* **Problem to solve**
Please show each line of the listing where "title" is present.

* **Records for processing**
- - - -
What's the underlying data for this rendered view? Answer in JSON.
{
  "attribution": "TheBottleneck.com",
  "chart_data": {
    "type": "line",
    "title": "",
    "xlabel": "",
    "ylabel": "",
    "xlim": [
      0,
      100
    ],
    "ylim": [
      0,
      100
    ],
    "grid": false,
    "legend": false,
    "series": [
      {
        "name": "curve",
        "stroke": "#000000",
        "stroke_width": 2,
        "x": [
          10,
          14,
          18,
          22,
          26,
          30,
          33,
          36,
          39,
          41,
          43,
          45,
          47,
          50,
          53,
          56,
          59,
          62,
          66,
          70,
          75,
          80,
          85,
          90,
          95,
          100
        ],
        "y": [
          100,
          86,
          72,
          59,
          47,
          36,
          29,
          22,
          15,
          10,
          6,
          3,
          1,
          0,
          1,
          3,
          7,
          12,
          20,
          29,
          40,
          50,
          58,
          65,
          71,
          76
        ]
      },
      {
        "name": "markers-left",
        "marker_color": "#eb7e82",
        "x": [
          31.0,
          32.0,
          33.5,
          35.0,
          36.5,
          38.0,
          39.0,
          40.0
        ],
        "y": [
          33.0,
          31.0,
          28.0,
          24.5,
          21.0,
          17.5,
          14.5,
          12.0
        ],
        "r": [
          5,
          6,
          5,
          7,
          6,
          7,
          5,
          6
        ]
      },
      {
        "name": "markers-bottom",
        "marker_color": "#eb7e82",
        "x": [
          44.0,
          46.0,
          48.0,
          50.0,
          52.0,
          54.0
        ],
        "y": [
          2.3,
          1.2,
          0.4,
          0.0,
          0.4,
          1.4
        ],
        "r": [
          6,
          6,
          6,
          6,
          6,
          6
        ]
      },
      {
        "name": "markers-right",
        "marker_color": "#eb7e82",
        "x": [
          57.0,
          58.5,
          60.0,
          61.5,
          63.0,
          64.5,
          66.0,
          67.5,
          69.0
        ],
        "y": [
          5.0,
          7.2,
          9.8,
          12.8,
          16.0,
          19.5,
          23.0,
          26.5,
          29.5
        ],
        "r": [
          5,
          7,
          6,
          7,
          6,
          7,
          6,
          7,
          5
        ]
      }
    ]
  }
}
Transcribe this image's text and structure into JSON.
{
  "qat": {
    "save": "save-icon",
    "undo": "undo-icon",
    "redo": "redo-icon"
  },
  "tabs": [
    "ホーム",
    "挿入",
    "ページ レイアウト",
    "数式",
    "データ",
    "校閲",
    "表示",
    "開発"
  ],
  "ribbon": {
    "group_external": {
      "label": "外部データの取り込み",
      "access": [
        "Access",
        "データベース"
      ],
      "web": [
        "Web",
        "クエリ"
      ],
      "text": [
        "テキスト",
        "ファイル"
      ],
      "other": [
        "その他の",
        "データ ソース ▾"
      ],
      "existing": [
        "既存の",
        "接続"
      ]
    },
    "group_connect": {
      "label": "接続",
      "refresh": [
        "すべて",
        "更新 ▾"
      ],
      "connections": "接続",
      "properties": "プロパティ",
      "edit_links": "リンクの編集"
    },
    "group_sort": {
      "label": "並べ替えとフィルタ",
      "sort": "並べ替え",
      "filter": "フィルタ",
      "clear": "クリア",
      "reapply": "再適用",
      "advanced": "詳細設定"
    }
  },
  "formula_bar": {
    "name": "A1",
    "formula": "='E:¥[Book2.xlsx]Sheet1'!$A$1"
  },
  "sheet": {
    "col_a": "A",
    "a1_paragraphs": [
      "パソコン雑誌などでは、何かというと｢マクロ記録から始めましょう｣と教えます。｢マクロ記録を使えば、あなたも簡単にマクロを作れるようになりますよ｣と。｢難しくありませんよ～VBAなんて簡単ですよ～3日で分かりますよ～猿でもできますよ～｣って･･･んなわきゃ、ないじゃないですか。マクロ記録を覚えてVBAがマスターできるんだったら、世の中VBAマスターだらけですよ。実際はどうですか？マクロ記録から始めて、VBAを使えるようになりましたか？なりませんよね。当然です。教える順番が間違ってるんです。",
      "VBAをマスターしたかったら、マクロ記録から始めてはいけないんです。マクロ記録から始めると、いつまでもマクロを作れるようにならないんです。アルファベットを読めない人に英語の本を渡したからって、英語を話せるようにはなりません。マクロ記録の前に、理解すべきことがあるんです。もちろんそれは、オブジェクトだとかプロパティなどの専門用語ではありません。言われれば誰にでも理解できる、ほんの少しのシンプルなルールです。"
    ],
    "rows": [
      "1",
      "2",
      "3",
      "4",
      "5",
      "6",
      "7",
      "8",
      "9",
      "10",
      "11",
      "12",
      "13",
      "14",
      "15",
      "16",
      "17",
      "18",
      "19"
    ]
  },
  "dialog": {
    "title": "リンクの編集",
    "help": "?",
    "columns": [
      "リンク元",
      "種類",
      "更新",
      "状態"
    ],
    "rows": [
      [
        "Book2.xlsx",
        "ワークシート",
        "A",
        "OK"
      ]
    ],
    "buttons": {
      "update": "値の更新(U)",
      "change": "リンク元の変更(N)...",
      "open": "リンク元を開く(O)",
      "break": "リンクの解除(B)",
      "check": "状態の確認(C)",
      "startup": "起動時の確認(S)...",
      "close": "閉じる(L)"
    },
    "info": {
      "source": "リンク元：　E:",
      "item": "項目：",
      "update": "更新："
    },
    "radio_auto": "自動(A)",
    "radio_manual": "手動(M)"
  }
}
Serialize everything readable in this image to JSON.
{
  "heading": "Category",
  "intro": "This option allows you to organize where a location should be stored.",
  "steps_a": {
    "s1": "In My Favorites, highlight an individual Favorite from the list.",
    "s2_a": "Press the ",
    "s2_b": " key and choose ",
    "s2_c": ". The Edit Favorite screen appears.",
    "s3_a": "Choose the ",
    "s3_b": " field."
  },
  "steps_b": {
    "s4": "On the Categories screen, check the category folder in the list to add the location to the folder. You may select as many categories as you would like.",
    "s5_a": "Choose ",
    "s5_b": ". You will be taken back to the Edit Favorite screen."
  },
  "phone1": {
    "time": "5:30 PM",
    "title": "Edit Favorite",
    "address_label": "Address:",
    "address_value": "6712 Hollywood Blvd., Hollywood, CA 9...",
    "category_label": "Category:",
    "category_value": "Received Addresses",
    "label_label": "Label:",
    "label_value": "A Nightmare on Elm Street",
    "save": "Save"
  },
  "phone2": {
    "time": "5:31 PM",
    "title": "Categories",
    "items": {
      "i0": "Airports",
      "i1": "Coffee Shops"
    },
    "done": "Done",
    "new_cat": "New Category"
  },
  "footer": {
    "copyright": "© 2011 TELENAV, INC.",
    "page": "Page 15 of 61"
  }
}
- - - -
* **Answer section**
    "title": "",
    "title": "リンクの編集",
    "title": "Edit Favorite",
    "title": "Categories",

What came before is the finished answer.